AIM OF THE TASK: Search through the entries for the word "Assets" and copy every line that has it.

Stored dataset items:
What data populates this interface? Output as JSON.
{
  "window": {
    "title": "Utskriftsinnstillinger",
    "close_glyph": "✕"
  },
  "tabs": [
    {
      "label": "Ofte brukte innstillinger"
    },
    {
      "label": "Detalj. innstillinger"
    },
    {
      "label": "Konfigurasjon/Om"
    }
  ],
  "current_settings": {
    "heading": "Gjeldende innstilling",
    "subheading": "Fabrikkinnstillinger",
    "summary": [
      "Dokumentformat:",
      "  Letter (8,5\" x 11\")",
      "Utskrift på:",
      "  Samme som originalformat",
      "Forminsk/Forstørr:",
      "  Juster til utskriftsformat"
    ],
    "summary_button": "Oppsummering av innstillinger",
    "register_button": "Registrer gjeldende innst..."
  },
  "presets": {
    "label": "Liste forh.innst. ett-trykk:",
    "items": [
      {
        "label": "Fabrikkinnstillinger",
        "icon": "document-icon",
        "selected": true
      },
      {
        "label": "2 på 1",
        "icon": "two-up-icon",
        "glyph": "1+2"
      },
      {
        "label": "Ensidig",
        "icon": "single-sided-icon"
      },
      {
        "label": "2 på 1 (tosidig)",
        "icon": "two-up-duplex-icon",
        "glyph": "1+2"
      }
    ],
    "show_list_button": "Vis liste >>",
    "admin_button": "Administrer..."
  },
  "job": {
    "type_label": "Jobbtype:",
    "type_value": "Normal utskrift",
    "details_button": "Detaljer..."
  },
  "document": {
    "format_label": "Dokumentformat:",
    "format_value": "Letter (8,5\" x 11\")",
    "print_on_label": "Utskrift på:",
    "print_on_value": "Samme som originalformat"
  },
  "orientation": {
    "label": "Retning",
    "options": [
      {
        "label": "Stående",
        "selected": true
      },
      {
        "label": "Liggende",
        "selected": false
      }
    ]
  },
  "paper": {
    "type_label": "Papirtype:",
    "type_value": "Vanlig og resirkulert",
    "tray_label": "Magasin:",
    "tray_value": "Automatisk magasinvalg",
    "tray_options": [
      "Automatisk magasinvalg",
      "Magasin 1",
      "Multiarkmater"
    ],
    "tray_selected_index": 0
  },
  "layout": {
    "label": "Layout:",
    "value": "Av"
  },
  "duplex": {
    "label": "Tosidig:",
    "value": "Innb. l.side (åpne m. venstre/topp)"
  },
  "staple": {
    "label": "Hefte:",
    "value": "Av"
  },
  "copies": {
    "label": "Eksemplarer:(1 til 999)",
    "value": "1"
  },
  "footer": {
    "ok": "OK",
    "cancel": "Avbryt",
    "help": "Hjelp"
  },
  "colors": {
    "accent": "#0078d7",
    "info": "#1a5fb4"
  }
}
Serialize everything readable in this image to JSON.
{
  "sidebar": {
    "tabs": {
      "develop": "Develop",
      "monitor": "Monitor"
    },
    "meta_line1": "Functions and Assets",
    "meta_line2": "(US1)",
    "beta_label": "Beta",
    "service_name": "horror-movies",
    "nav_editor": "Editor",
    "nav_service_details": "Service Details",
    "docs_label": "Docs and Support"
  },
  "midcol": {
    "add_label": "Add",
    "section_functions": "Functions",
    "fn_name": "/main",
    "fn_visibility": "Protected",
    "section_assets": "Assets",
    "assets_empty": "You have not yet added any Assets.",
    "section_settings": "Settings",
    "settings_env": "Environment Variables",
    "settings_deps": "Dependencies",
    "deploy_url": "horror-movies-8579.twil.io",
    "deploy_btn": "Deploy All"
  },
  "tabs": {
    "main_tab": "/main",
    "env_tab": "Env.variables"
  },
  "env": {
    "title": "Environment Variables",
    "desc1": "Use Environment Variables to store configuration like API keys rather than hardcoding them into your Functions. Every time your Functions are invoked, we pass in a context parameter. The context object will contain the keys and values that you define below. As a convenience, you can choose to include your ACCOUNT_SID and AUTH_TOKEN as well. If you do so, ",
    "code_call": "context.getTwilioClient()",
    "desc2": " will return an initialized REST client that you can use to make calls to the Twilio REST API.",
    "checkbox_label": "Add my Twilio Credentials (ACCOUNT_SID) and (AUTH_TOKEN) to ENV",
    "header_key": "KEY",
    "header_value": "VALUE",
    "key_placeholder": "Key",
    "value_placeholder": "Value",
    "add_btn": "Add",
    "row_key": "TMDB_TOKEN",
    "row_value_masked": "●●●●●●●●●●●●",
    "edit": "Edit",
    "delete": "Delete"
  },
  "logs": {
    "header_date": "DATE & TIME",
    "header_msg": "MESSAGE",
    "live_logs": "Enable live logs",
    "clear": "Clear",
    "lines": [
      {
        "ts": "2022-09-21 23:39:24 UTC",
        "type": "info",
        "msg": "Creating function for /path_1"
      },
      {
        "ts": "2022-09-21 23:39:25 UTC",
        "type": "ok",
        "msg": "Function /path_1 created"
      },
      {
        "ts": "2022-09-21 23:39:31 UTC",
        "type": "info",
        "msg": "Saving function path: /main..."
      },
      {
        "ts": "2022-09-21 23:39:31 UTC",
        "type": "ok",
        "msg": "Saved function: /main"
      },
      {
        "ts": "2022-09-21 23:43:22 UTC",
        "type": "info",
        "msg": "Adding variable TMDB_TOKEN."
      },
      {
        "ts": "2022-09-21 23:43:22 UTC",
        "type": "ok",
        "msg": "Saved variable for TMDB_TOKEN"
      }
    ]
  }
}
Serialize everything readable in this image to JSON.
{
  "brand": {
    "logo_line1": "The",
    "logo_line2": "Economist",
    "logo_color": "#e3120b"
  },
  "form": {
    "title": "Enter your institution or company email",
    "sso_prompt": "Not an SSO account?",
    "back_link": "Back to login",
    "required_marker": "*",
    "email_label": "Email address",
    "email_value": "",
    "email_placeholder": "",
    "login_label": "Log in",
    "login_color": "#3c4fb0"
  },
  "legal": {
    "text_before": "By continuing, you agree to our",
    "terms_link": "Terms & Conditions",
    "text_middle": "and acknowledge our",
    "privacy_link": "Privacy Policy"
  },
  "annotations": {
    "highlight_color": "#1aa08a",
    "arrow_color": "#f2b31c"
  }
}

COMPLETED TASK:
    "meta_line1": "Functions and Assets",
    "section_assets": "Assets",
    "assets_empty": "You have not yet added any Assets.",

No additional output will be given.